In this section, you’re going to connect your GraphQL server with the Prisma API which provides the interface to your database. The connection is implemented via the Prisma client.

Updating the resolver functions to use Prisma client

You’re going to start this section with a bit of cleanup and refactoring.

Next, you need to update the implementation of the resolver functions because they’re still accessing the variables that were just deleted. Plus, you now want to return actual data from the database instead of local dummy data.

Wow, that looks weird! There’s a bunch of new stuff happening, let’s try to understand what’s going on, starting with the feed resolver.

The context argument

Previously, the feed resolver didn’t take any arguments - now it receives four. In fact, the first two and the fourth are not needed for this particular resolver. But the third one, called context, is.

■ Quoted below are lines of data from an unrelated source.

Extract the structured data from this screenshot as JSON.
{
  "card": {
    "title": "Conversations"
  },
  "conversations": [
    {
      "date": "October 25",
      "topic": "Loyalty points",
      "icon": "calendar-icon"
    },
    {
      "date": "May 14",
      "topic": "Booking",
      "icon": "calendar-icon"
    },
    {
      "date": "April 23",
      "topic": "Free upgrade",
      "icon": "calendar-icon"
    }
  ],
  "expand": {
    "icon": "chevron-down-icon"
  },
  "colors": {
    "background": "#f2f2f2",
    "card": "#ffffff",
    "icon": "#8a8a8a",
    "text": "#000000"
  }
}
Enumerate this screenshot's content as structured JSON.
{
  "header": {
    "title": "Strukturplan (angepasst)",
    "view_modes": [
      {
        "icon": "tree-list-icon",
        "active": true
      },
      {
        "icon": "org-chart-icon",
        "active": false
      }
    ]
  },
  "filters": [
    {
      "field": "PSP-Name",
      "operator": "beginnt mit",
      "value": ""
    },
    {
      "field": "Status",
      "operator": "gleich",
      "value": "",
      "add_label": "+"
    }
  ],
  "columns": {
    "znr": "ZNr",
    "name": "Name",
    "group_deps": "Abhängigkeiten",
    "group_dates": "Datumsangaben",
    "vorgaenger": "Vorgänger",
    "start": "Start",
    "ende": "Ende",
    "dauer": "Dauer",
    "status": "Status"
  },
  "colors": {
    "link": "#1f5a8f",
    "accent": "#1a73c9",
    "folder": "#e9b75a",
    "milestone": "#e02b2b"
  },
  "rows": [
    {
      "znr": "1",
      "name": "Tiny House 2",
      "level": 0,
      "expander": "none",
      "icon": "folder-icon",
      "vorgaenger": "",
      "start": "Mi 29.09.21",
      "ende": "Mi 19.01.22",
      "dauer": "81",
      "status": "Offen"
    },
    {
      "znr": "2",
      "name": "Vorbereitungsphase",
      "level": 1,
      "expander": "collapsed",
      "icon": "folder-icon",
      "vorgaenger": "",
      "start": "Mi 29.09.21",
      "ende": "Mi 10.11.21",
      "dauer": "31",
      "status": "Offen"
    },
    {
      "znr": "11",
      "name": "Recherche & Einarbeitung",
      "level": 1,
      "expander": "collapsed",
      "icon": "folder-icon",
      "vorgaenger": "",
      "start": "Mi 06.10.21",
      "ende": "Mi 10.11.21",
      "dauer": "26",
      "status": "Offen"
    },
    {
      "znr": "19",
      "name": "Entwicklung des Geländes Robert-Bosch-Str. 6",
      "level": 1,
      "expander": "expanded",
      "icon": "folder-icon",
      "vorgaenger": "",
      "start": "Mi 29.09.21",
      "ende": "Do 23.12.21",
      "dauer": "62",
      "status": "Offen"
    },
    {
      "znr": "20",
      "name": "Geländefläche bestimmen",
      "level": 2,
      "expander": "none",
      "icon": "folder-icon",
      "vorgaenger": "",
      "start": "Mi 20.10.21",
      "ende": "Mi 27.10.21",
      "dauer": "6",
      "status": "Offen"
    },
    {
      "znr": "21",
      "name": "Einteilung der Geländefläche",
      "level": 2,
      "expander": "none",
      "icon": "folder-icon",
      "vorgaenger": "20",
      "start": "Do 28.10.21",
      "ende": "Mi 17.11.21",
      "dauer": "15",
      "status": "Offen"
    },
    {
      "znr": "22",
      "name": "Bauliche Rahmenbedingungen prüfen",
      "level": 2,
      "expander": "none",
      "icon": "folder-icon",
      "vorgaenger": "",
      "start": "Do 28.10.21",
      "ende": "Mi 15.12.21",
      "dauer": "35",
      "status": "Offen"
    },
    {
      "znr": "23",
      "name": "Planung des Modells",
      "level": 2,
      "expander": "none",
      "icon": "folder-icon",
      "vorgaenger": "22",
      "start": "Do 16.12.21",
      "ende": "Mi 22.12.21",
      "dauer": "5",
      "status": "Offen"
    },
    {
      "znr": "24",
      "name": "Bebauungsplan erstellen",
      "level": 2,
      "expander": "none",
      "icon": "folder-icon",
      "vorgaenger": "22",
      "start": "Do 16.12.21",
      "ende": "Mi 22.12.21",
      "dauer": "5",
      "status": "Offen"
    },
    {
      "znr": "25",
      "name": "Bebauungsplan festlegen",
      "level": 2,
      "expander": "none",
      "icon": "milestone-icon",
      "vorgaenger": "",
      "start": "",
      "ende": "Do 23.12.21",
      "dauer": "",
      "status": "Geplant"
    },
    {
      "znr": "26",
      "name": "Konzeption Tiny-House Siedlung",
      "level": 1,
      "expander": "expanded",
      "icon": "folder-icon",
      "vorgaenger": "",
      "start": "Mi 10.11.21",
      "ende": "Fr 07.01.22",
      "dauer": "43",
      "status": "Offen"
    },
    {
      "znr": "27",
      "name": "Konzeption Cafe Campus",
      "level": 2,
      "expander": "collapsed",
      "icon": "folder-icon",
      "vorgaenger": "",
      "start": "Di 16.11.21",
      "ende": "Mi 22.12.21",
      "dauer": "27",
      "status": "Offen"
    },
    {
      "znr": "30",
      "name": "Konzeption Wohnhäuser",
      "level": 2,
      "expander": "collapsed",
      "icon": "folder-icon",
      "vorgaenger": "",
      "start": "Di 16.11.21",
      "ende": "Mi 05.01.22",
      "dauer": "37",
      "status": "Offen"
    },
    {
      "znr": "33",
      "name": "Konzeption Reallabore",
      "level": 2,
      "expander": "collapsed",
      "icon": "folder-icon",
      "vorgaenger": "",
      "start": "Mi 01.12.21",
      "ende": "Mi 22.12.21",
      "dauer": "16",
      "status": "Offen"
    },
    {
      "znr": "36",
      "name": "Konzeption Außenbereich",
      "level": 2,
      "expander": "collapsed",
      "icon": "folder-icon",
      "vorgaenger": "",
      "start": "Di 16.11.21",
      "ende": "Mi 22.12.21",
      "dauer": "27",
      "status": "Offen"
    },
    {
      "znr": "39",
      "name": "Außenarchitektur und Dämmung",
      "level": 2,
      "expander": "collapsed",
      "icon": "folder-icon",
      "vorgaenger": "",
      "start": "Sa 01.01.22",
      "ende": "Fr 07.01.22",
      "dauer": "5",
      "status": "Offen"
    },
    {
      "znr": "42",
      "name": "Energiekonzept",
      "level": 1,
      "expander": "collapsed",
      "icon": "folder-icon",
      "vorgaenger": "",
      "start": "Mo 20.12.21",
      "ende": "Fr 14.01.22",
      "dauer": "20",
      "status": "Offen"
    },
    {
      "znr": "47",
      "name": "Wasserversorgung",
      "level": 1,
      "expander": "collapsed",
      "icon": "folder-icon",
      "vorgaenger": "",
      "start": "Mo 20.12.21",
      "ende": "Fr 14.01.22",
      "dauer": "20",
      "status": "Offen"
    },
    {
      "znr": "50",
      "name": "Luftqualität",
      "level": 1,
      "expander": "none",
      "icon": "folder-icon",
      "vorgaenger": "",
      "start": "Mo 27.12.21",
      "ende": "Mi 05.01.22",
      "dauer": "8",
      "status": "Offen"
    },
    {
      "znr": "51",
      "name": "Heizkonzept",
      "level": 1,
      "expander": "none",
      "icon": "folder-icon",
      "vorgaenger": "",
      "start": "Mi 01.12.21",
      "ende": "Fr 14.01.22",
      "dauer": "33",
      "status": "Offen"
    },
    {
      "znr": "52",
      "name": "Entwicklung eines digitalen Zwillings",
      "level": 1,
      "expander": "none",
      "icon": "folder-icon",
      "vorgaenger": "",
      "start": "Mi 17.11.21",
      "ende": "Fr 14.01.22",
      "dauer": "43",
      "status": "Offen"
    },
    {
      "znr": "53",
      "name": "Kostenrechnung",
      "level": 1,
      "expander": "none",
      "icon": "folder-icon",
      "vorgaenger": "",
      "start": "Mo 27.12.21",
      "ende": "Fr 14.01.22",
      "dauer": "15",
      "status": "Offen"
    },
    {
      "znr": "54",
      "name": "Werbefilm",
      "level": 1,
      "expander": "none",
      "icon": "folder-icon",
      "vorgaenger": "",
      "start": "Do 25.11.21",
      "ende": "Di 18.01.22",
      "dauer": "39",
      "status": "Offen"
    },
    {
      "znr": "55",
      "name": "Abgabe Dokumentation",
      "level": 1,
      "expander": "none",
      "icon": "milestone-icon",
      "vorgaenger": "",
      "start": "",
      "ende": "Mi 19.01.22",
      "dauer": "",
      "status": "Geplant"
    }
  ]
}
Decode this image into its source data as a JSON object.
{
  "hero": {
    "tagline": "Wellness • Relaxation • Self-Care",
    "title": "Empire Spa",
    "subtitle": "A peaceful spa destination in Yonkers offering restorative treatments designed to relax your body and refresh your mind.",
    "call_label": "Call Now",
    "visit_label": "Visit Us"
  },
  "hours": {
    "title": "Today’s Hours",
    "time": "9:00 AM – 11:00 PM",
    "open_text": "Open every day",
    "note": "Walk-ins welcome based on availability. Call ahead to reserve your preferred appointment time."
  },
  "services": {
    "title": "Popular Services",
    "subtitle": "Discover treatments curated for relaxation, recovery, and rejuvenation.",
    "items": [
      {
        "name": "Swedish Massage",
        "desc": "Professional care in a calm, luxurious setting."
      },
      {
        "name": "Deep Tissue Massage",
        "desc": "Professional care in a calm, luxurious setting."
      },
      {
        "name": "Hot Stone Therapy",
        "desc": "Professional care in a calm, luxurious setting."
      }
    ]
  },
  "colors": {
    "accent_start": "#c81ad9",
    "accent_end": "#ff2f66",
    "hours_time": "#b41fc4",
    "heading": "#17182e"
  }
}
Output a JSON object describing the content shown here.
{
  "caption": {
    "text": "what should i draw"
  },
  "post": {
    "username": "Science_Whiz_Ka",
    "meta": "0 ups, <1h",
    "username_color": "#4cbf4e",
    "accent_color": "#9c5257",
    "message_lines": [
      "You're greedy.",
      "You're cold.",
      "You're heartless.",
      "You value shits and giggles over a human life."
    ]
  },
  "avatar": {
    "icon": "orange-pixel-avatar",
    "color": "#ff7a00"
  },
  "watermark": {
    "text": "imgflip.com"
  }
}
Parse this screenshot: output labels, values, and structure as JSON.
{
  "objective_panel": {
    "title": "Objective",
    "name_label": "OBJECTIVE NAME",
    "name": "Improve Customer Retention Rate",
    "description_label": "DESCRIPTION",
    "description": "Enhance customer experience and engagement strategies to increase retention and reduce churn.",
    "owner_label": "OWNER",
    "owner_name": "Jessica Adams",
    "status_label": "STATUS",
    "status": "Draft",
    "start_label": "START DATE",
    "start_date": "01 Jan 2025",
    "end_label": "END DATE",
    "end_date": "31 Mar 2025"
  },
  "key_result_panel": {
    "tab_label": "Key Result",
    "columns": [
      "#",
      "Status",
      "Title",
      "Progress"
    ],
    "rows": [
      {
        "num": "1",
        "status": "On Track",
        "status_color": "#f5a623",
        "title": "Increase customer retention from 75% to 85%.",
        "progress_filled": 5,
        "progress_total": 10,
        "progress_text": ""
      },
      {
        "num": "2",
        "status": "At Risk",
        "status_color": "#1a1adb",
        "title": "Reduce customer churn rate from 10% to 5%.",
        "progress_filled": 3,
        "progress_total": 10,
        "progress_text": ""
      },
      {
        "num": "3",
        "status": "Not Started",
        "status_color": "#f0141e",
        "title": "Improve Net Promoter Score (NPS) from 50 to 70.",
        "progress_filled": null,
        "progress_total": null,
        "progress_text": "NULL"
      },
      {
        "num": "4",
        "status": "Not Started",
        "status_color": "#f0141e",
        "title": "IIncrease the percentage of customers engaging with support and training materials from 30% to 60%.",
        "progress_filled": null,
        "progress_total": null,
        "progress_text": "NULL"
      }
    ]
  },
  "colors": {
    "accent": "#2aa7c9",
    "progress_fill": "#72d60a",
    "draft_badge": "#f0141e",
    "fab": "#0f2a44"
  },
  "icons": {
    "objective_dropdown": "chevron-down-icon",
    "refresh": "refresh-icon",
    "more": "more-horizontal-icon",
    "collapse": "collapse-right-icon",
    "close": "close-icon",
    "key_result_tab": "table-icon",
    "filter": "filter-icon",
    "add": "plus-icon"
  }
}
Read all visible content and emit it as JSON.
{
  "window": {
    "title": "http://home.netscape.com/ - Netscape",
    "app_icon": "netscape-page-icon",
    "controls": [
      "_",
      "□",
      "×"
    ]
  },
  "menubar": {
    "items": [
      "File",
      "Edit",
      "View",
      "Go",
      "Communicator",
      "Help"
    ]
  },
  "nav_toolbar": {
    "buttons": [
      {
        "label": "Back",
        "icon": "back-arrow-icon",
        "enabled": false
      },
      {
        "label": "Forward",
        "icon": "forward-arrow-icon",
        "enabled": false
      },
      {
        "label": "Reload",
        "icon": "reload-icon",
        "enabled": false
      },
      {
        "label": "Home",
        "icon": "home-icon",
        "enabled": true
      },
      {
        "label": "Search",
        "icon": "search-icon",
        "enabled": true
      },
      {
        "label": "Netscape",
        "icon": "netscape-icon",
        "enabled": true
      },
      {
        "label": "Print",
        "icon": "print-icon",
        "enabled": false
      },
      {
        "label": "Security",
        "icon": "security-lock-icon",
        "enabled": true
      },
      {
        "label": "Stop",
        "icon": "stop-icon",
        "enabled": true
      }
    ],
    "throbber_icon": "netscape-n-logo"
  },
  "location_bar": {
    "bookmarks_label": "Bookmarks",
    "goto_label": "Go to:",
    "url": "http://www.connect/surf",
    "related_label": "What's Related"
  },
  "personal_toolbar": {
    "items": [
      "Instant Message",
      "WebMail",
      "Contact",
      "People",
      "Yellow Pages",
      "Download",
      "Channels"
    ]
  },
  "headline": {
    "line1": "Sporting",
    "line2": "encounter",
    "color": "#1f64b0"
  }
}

Remember how we said earlier that all GraphQL resolver functions always receive four arguments. Now you’re getting to know another one, so what is context used for?

The context argument is a plain JavaScript object that every resolver in the resolver chain can read from and write to - it thus basically is a means for resolvers to communicate. As you’ll see in a bit, it’s also possible to already write to it at the moment when the GraphQL server itself is being initialized. So, it’s also a way for you to pass arbitrary data or functions to the resolvers. In this case, you’re going to attach this prisma client instance to the context - more about that soon.

Note: This tutorial actually doesn’t cover the fourth resolver argument. To learn more about this topic, check out these two articles:

Now that you have a basic understanding of the arguments that are passed into the resolver, let’s see how they’re being used inside the implementation of the resolver function.

Understanding the feed resolver

The feed resolver is implemented as follows:

feed: (root, args, context, info) => {
  return context.prisma.links()

It accesses a prisma object on context. As you will see in a bit, this prisma object actually is a Prisma client instance that’s imported from the generated prisma-client library.

This Prisma client instance effectively lets you access your database through the Prisma API. It exposes a number of methods that let you perform CRUD operations for your models.

Understanding the post resolver

The post resolver now looks like this:

post: (root, args, context) => {
  return context.prisma.createLink({
    url: args.url,
    description: args.description,

Similar to the feed resolver, you’re simply invoking a function on the prisma client instance which is attached to the context.

You’re sending the createLink method from the Prisma client API. As arguments, you’re passing the data that the resolvers receive via the args parameter.

So, to summarize, Prisma client exposes a CRUD API for the models in your datamodel for you to read and write in your database. These methods are auto-generated based on your model definitions in datamodel.prisma.

But, how do you make sure your resolvers actually get access to that magical and often-mentioned prisma client instance?

Attaching the generated Prisma client to context

Before doing anything else, go ahead and do what JavaScript developers love most: Add a new dependency to your project 😑

This dependency is required to make the auto-generated Prisma client work.

Now you can attach the generated prisma client instance to the context so that your resolvers get access to it.

Now you can attach it to the context when the GraphQLServer is being initialized.

The context object that’s passed into all your GraphQL resolvers is being initialized right here. Because you’re attaching the prisma client instance to it when the GraphQLServer is instantiated, you can access context.prisma in your resolvers.

Testing the new implementation

With these code changes, you can now go ahead and test if the new implementation with a database works as expected. As usual, run the following command in your terminal to start the GraphQL server:

node src/index.js

Then, open the GraphQL Playground at http://localhost:4000. You can send the same feed query and post mutation as before. However, the difference is that this time the submitted links will be persisted in your Prisma Cloud demo database. Therefore, if you restart the server, the feed query will keep returning the correct links.

Note: Because you’re using a demo database in Prisma Cloud, you can view the stored data in the Prisma Cloud Console.

Unlock the next chapter
What is the main responsibility of the Prisma binding instance that's attached to the 'context'?
Expose the application schema to client applications
Translate the GraphQL operations from the Prisma API into JavaScript functions
Translate the GraphQL operations from the application layer into JavaScript functions
Generate SQL queries